Exercise:
Your task is to find every line of the data that holds the string "plays" and copy it.

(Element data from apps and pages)
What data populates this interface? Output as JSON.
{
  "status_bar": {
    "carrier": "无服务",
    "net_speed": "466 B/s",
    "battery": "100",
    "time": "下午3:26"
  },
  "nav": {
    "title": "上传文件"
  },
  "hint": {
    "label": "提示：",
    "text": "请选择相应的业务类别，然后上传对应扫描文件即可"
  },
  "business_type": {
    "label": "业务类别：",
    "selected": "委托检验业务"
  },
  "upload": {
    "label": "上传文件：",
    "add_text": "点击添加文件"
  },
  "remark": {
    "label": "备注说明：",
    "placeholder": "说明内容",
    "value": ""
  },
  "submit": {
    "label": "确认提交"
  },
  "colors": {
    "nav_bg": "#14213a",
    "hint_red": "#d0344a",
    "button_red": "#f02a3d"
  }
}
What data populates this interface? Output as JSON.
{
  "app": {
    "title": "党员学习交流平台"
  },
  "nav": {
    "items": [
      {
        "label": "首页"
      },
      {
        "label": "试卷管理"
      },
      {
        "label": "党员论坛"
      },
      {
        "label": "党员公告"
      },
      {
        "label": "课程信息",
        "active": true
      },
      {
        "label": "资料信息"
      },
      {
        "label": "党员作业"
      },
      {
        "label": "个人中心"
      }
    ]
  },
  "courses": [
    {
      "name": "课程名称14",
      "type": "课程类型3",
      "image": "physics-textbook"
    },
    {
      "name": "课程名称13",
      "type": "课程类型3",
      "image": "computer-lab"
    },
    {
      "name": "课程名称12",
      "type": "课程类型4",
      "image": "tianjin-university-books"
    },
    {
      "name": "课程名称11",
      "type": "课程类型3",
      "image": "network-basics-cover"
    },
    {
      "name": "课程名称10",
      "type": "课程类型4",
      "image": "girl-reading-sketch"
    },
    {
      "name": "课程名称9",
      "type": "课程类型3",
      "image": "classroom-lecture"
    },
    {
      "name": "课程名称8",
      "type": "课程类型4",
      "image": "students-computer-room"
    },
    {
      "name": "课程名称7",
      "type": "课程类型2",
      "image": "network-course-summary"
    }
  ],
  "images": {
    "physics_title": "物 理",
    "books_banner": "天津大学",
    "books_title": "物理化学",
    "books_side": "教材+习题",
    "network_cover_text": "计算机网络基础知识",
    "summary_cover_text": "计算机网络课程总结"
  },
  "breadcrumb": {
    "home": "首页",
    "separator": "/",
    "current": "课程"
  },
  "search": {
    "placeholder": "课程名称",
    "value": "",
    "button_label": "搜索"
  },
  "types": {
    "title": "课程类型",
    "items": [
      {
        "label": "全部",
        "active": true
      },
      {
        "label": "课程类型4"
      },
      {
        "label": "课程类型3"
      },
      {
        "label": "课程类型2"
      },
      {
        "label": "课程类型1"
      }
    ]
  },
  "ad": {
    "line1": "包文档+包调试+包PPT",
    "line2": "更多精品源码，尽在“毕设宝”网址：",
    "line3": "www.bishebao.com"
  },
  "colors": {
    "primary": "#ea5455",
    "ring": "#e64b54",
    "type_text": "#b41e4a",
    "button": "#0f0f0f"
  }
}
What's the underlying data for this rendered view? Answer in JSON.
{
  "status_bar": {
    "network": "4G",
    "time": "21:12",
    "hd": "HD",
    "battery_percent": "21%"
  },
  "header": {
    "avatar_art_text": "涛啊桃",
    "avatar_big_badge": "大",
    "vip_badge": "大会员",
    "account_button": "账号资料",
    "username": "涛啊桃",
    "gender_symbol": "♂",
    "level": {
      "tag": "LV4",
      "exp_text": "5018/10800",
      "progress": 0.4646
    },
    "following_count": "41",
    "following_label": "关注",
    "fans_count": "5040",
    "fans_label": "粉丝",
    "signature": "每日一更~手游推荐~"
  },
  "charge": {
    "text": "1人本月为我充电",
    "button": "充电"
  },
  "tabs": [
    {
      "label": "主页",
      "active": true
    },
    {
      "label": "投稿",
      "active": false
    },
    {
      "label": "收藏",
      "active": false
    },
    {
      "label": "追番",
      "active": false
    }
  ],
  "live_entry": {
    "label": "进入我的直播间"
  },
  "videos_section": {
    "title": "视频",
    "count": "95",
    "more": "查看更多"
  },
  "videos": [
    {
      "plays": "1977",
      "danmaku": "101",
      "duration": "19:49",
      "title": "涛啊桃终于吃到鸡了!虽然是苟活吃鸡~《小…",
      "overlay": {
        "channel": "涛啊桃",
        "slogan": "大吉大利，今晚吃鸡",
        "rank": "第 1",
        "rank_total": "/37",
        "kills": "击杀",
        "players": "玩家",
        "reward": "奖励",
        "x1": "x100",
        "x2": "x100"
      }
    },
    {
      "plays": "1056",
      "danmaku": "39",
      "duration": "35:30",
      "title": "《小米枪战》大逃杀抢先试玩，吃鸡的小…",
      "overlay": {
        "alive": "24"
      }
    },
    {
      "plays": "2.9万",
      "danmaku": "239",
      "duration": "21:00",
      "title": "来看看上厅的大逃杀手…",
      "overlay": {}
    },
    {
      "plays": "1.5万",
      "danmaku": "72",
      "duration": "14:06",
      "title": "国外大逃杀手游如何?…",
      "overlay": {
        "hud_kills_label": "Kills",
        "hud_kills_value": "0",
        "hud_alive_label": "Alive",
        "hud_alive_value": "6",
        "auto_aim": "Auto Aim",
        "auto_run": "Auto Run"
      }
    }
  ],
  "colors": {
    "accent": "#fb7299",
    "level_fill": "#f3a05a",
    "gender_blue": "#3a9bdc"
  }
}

Exercise response:
      "plays": "1977",
      "plays": "1056",
      "plays": "2.9万",
      "plays": "1.5万",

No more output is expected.